Susan Elizabeth Black was born in Fareham, Hampshire in 1962. She left home at 16 and soon after was forced to drop out of school because she couldn’t work to pay the rent and study at the same time. She worked in a café, did accounts for a record company, worked at the local council, worked with refugees and tried a stint at nursing. She was married at 20 and had three children by 23. But by the time she was 25, she was a single mother living in a refuge on benefits, with no job or qualifications.
She wanted a better future for her children and knew that education was key to building a career and supporting her family. She thought back to what she’d enjoyed at school and kept coming back to maths. “Maths was the obvious choice for me – I just thought technology is the future.”
“I was petrified. I walked into this room with all these guys in suits, there was I, in Doc Martins and a miniskirt. I felt quite out of place!”
She started a maths access course at night school and this led to enrolling in an undergraduate degree in computer science at South Bank University. Most of the other students had come straight from studying computer science at A-levels so she had a lot of catching up to do.
“The first class that I went into, I was petrified. I walked into this room with all these guys in suits, there was I, in Doc Martins and a miniskirt. So I felt quite out of place!”
When Sue graduated in 1993 her supervisor, Professor Robin Whitty asked if she’d thought about doing a PhD. Encouraged, she went on to embark on a PhD in software engineering which she earned in 2001 at age 39. During her PhD studies, she noticed how male-dominated the technology world is and wanted to support other women already within or wishing to enter the industry. At a Women in Science conference she met Aliza Sherman, the founder of US based Webgrrls, who inspired her in 2001 to set up a UK equivalent, a BCS Specialist group – BCSWomen, which was the first British online network for women in tech.
After completing her PhD, she went on to become a lecturer at London South Bank University and then later became Head of the Department of Information and Software Systems at the University of Westminster.
As chair of the BCSWomen group, Dr Black visited Bletchley Park, the codebreaking centre that helped win WWII and launch the modern computer. When she was there, she learned that thousands of people had worked there during WWII, half of whom were women! She hadn’t realised any women had worked there at all, and left determined to ensure that the women of Bletchley Park were recognised in some way. She applied for a funding grant and a project was set up by to interview, record, and transcribe the recordings of some female Bletchley Park veterans.
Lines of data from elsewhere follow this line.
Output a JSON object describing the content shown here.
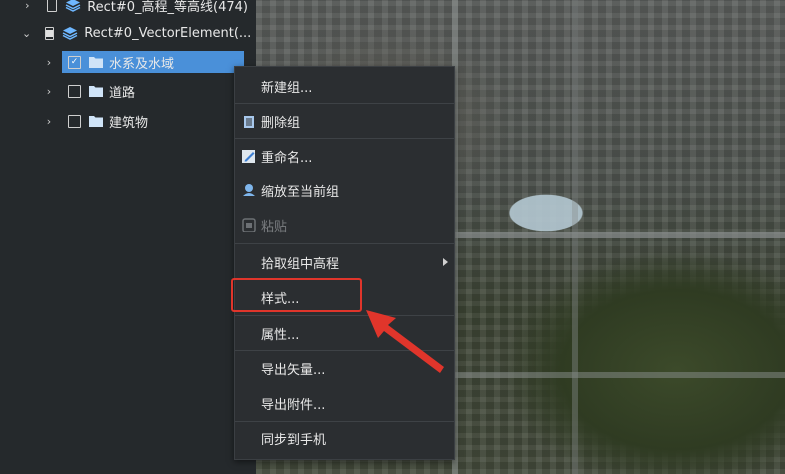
{
  "tree": {
    "items": [
      {
        "label": "Rect#0_高程_等高线(474)",
        "expanded": false,
        "checked": "unchecked",
        "icon": "layers-icon"
      },
      {
        "label": "Rect#0_VectorElement(...",
        "expanded": true,
        "checked": "partial",
        "icon": "layers-icon"
      },
      {
        "label": "水系及水域",
        "expanded": false,
        "checked": "checked",
        "icon": "folder-icon",
        "selected": true
      },
      {
        "label": "道路",
        "expanded": false,
        "checked": "unchecked",
        "icon": "folder-icon"
      },
      {
        "label": "建筑物",
        "expanded": false,
        "checked": "unchecked",
        "icon": "folder-icon"
      }
    ]
  },
  "context_menu": {
    "items": [
      {
        "label": "新建组...",
        "icon": "",
        "disabled": false
      },
      {
        "label": "删除组",
        "icon": "trash-icon",
        "disabled": false
      },
      {
        "label": "重命名...",
        "icon": "pencil-icon",
        "disabled": false
      },
      {
        "label": "缩放至当前组",
        "icon": "location-pin-icon",
        "disabled": false
      },
      {
        "label": "粘贴",
        "icon": "paste-icon",
        "disabled": true
      },
      {
        "label": "拾取组中高程",
        "icon": "",
        "disabled": false,
        "submenu": true
      },
      {
        "label": "样式...",
        "icon": "",
        "disabled": false,
        "highlighted": true
      },
      {
        "label": "属性...",
        "icon": "",
        "disabled": false
      },
      {
        "label": "导出矢量...",
        "icon": "",
        "disabled": false
      },
      {
        "label": "导出附件...",
        "icon": "",
        "disabled": false
      },
      {
        "label": "同步到手机",
        "icon": "",
        "disabled": false
      }
    ]
  },
  "colors": {
    "selection": "#4a90d9",
    "annotation_red": "#e0352b",
    "menu_bg": "#2b2e31",
    "panel_bg": "#25292c"
  }
}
She visited Bletchley Park again in 2008 and was astounded by the terrible state of disrepair the buildings were in, huts were literally falling down and the roofs were leaking. She immediately began a campaign that ran over several years which was ultimately successful to save Bletchley Park. This was one of the first campaigns to successfully gain support through social media, namely Twitter and Facebook. In 2015, Dr Black published a book about the process ‘Saving Bletchley Park’, initially funded by Unbound, it became the fastest crowdfunded book of all time.
As a single mother who’d brought her own family out of poverty through tech education, Dr Black founded the social enterprise #techmums with the aim of empowering women through technology. #techmums offers free training for mums on low incomes with no computer experience. The five-week programme covers basic IT skills, online safety, programming and app design.
“Education can completely change your life. If you do nothing unexpected, nothing unexpected happens. And who wants a life like that?”
Dr Black was awarded an OBE for ‘services to technology’ in the 2016 Queen’s New Year’s Honours list. She is now a government advisor, Honorary Professor of Computing Science at University College London, thought leader, social entrepreneur, writer and public speaker.
She went on to have a fourth child and has recently become a grandmother.
Featured on Universal Channel in their ‘’100% Uncovered” series she said “Education can completely change your life. If you do nothing unexpected, nothing unexpected happens. And who wants a life like that?”
What an inspiring woman!
Image credit: Ali Tollervey